- **Goal of the exercise**: Return only those lines of the records below in which "Standard" appears.

Saved entries
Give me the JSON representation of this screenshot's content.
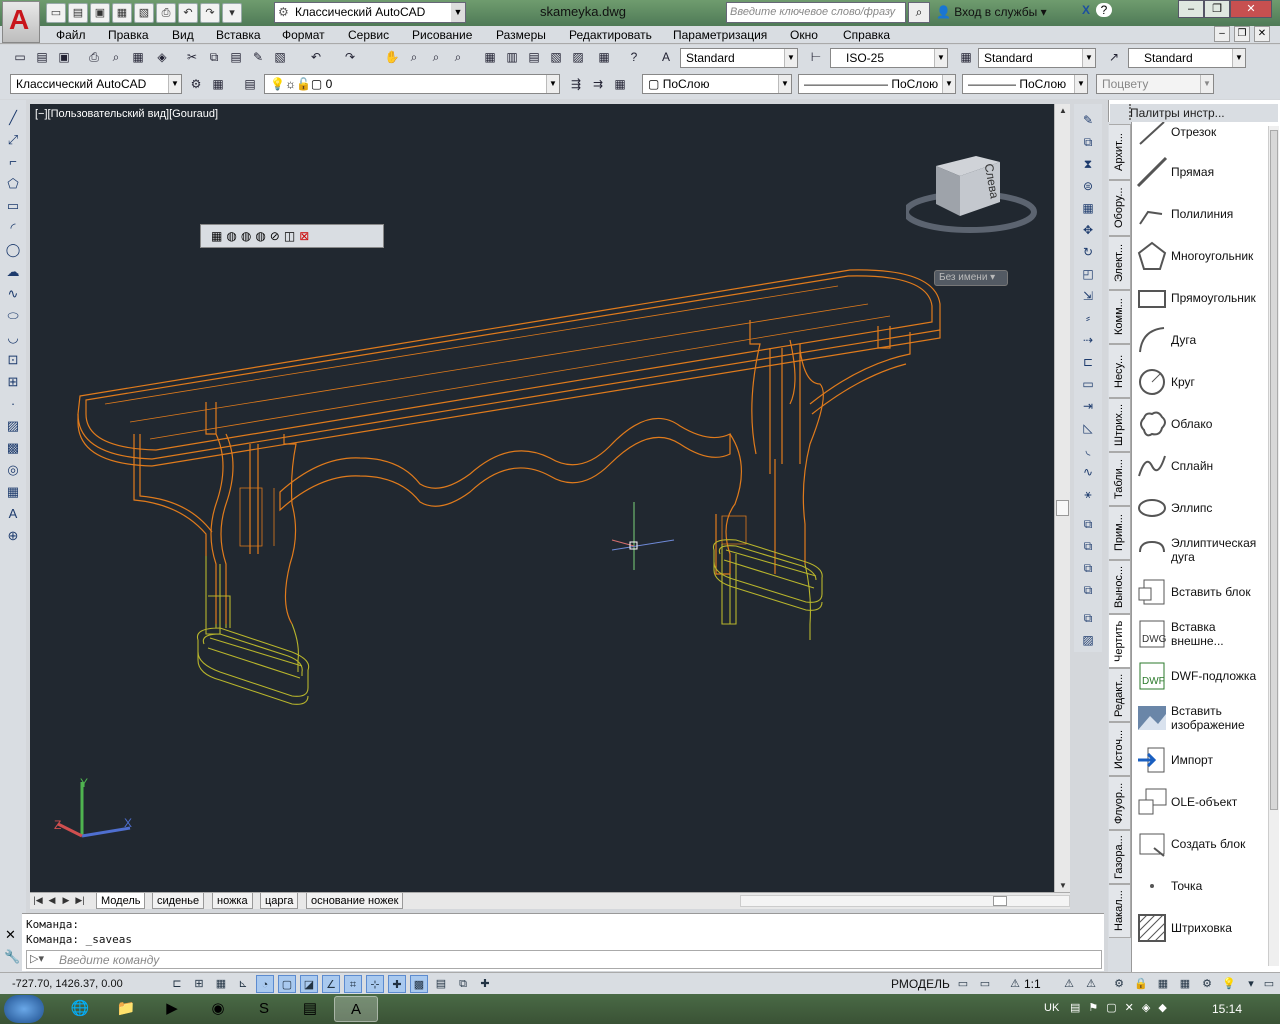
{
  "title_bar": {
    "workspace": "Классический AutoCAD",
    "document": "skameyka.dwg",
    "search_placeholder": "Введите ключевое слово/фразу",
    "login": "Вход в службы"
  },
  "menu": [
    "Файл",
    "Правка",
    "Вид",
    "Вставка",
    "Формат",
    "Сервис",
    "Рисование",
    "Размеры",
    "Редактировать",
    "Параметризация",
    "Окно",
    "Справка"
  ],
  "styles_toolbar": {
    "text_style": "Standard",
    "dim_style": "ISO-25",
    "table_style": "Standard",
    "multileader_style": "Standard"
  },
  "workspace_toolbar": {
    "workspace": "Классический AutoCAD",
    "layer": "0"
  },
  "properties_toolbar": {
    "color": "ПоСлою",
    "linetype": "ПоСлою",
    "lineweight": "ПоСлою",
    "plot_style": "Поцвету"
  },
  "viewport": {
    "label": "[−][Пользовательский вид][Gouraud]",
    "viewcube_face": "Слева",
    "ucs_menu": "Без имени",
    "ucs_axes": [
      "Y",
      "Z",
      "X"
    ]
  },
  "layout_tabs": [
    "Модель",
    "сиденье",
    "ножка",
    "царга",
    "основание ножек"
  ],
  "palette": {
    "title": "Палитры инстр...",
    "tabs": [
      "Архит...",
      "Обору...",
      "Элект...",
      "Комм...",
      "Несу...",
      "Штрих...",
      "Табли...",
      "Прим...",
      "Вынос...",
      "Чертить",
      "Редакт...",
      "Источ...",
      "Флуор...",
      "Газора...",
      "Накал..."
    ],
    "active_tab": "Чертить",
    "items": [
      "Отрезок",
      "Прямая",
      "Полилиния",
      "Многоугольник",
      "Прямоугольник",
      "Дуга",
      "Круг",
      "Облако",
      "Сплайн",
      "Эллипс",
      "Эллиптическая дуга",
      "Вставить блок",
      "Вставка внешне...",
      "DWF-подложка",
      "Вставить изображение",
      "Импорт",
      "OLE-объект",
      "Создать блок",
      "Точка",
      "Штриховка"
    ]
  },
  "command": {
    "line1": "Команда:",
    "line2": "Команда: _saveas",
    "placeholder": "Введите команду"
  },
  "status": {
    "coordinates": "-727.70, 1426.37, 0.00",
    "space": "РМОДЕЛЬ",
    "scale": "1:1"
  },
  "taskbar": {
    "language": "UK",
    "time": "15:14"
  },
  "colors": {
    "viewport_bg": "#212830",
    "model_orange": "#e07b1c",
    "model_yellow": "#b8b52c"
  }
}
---
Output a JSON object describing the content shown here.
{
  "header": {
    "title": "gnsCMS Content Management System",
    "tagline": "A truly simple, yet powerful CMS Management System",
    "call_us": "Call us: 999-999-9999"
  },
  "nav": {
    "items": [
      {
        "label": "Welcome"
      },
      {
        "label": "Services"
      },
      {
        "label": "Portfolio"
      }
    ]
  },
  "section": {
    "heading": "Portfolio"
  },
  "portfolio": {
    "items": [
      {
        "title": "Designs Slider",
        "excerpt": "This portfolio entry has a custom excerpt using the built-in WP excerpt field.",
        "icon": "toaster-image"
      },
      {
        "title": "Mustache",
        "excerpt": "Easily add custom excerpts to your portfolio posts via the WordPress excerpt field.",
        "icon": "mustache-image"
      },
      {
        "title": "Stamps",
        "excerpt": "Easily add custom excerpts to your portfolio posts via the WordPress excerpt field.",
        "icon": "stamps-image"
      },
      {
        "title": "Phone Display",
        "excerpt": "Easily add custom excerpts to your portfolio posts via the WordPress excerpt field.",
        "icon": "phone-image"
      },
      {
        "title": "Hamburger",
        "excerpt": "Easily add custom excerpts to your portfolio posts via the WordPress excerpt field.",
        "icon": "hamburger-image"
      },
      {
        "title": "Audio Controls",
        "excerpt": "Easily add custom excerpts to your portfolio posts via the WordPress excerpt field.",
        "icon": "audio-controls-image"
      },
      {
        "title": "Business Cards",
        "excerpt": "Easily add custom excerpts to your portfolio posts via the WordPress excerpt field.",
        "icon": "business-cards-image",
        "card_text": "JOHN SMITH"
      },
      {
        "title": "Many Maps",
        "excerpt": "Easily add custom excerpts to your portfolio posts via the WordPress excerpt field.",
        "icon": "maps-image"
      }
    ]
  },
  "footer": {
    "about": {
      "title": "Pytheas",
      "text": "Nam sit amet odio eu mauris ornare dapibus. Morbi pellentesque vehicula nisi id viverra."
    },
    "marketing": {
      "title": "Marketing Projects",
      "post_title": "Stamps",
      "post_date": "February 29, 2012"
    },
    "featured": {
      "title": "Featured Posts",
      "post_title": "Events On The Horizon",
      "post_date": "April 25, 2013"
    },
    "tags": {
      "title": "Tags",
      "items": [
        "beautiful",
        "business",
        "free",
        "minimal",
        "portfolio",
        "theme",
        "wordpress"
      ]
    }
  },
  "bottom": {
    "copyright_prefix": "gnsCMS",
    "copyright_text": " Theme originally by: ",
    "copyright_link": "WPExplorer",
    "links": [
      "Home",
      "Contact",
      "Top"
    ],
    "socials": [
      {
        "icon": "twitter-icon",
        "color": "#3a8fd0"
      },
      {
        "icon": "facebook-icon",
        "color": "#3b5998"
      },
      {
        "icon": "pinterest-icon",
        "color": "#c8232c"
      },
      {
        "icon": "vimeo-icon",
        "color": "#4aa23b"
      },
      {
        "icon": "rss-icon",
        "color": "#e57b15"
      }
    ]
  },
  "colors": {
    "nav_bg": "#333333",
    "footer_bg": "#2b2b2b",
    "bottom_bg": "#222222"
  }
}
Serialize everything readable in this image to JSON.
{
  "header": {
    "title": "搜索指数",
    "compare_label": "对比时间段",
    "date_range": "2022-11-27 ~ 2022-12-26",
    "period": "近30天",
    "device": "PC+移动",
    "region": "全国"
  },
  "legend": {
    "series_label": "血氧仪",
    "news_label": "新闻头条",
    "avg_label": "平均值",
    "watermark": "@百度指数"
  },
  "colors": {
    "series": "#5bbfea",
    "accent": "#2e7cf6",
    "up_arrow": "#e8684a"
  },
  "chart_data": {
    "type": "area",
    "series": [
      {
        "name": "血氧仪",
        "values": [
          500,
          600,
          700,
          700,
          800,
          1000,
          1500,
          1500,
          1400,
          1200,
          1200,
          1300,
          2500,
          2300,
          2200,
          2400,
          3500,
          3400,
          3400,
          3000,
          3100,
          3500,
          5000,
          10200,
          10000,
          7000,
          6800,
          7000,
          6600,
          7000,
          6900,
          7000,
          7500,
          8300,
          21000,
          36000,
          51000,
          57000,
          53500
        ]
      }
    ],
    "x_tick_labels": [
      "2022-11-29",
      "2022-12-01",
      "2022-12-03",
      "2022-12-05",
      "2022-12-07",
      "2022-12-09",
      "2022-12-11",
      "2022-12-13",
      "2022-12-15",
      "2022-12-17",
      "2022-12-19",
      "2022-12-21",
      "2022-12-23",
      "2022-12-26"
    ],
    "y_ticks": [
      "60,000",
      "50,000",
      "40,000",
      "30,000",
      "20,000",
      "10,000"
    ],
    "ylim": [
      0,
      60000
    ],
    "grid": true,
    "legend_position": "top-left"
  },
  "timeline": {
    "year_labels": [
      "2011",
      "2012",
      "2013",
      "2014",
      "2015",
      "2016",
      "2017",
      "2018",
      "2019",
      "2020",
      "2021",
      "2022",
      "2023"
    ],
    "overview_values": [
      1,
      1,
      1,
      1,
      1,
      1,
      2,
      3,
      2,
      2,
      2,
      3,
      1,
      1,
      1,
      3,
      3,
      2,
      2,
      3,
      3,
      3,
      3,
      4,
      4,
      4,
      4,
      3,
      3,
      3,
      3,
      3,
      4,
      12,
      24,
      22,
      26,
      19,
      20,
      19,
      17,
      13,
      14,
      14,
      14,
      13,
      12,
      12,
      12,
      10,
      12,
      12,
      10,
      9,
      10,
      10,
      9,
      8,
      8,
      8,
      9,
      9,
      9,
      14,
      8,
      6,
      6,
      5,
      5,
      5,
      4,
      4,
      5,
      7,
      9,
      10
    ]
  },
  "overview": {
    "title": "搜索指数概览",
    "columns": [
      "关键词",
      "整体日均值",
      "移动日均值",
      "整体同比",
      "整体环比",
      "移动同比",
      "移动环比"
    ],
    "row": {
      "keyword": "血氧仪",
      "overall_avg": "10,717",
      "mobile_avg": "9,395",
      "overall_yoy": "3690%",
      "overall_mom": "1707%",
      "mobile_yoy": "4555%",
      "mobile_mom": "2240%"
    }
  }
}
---
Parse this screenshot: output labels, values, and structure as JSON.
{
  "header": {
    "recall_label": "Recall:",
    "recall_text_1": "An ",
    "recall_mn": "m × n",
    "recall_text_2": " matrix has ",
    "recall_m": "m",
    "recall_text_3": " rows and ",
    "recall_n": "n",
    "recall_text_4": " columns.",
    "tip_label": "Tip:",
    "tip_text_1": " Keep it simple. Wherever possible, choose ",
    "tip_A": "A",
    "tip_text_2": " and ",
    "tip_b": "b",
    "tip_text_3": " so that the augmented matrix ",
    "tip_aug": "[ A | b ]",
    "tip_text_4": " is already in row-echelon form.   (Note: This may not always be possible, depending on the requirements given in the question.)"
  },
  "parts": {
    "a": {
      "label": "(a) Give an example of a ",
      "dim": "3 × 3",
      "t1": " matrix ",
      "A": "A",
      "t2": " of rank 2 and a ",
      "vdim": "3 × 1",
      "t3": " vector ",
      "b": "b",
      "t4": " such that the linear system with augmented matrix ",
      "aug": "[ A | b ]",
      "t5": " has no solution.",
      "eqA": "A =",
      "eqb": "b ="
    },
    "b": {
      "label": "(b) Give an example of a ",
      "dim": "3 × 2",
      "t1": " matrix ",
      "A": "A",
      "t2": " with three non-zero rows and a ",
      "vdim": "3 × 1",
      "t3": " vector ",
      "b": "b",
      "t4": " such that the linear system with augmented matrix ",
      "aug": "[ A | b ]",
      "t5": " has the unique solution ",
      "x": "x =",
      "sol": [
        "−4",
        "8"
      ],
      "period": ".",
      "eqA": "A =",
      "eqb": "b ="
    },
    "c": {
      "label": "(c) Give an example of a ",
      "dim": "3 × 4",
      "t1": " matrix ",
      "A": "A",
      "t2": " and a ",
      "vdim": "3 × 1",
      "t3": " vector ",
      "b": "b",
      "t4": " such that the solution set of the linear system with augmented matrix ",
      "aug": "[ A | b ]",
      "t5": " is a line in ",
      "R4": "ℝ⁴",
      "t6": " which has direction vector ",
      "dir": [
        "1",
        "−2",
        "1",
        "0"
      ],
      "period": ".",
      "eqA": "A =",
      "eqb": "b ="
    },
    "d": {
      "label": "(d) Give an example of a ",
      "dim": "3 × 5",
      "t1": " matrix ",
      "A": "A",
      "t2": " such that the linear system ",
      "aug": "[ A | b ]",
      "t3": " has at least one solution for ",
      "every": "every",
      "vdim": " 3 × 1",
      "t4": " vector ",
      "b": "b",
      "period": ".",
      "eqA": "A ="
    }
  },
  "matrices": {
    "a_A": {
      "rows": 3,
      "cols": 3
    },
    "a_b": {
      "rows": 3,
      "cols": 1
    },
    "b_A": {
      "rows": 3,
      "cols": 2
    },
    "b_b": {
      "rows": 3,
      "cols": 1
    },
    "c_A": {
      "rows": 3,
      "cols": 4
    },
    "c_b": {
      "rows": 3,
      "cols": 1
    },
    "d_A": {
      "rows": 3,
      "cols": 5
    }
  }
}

- **Solution to the problem**:
    "text_style": "Standard",
    "table_style": "Standard",
    "multileader_style": "Standard"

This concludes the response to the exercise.